Exercise brief
Could you copy out every line of the data where the word "handle" occurs?

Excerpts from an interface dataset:
Segment Open
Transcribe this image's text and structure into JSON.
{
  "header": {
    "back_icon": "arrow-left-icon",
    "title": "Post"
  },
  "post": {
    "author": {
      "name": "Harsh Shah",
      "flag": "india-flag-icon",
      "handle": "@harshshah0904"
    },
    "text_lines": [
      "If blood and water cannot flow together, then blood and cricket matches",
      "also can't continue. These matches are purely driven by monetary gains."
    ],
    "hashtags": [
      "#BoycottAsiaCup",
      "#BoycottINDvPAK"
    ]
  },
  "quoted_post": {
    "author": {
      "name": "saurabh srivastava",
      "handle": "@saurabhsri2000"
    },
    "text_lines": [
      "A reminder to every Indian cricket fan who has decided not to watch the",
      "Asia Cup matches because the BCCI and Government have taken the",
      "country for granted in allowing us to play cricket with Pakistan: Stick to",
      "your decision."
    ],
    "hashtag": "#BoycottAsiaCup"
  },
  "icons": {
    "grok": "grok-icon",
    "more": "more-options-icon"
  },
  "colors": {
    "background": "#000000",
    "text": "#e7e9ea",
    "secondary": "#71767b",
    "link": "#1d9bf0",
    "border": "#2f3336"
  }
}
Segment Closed
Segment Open
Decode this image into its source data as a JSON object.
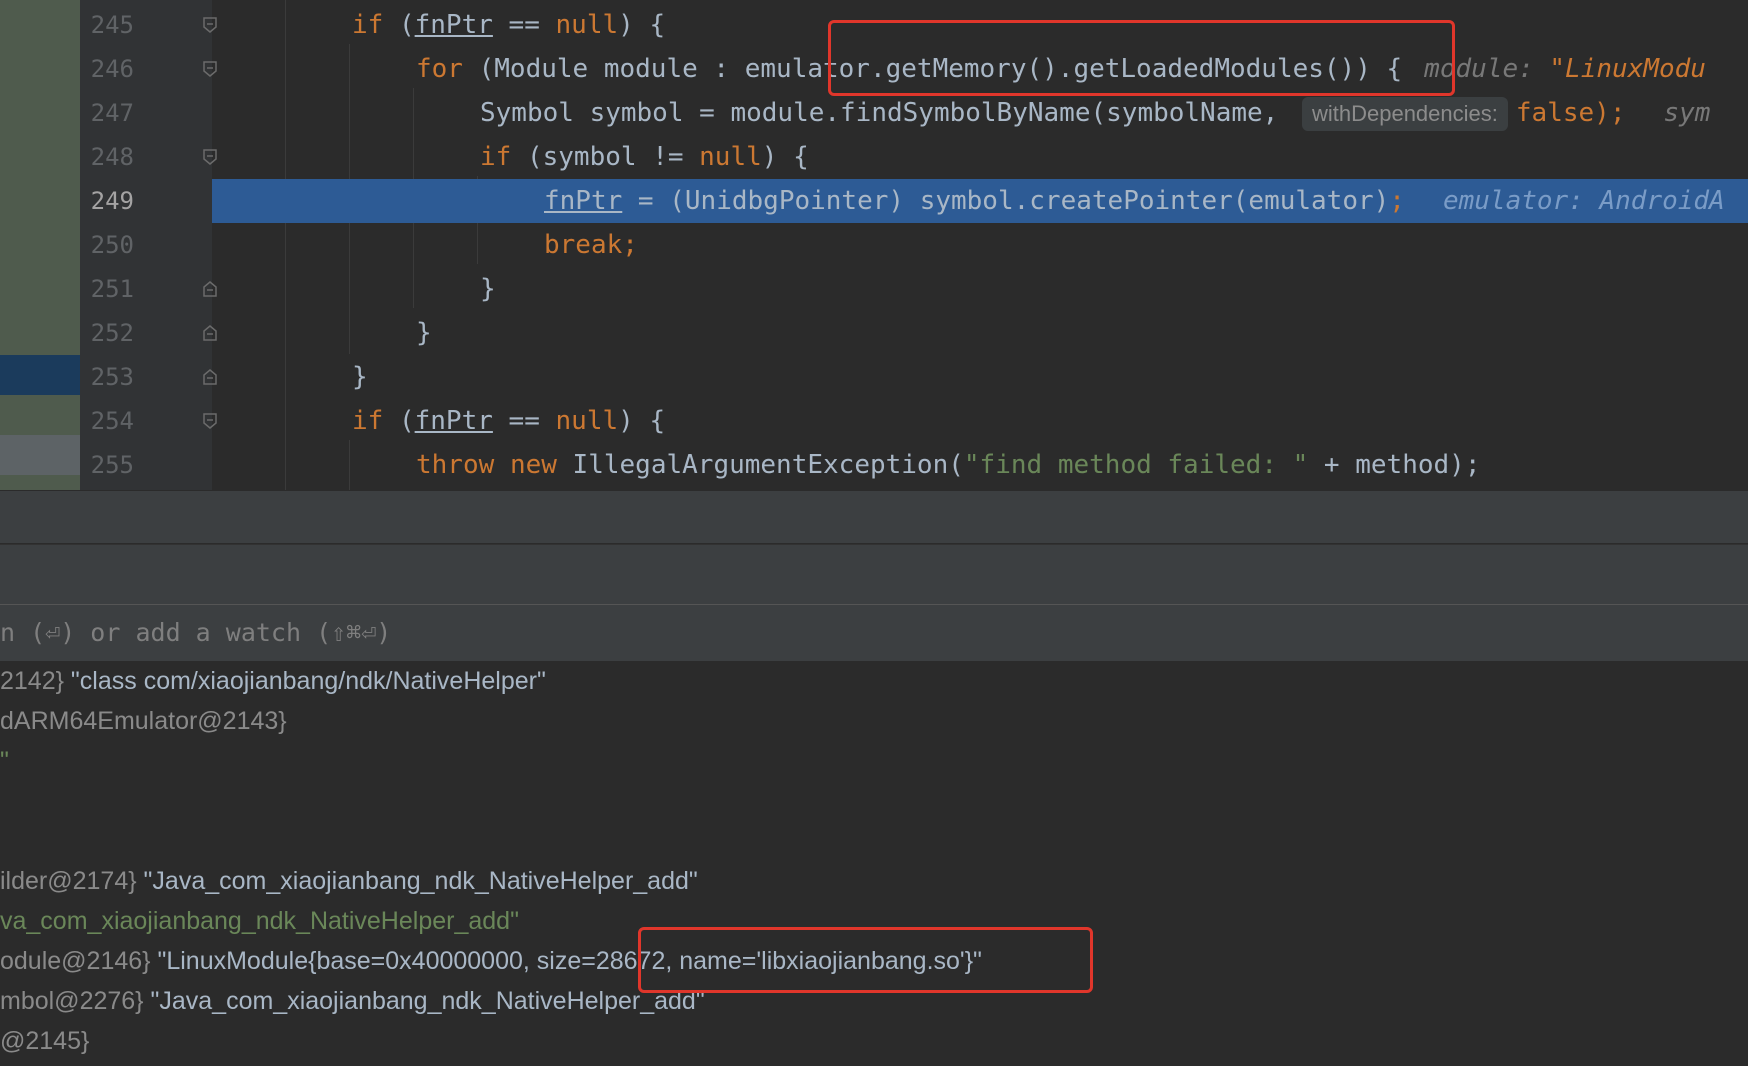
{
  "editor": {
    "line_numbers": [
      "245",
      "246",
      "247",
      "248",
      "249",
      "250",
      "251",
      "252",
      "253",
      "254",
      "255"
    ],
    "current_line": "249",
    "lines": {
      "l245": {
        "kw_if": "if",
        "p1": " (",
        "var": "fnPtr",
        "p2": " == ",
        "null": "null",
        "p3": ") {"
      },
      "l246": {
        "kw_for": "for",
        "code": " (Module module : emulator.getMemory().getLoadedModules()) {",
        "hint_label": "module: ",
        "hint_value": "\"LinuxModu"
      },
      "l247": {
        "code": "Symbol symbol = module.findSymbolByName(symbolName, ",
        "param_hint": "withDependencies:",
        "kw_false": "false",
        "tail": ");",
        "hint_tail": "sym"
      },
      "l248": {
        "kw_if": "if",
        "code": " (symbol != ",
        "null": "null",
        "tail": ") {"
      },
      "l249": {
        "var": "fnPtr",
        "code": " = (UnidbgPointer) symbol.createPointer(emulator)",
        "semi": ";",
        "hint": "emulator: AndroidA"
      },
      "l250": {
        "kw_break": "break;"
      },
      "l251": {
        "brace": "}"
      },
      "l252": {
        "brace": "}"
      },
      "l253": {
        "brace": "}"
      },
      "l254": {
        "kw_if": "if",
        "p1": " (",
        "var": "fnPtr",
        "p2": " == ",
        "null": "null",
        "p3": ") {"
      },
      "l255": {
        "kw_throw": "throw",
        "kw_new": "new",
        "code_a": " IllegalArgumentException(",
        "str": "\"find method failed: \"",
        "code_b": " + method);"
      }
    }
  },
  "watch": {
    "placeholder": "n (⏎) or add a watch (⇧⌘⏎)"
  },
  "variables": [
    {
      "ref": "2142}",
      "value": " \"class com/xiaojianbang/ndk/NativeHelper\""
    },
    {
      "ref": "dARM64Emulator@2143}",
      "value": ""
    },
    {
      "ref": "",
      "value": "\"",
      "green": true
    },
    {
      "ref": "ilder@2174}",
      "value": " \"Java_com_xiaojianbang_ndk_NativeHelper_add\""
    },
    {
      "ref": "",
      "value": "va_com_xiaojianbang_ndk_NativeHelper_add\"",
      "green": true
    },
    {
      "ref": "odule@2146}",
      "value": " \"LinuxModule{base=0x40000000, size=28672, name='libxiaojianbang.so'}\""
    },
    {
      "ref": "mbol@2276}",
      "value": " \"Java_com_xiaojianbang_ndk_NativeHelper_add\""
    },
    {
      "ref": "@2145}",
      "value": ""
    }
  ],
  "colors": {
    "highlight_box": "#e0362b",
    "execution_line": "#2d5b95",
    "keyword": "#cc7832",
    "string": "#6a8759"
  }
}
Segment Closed
Solution for this task
      "handle": "@harshshah0904"
      "handle": "@saurabhsri2000"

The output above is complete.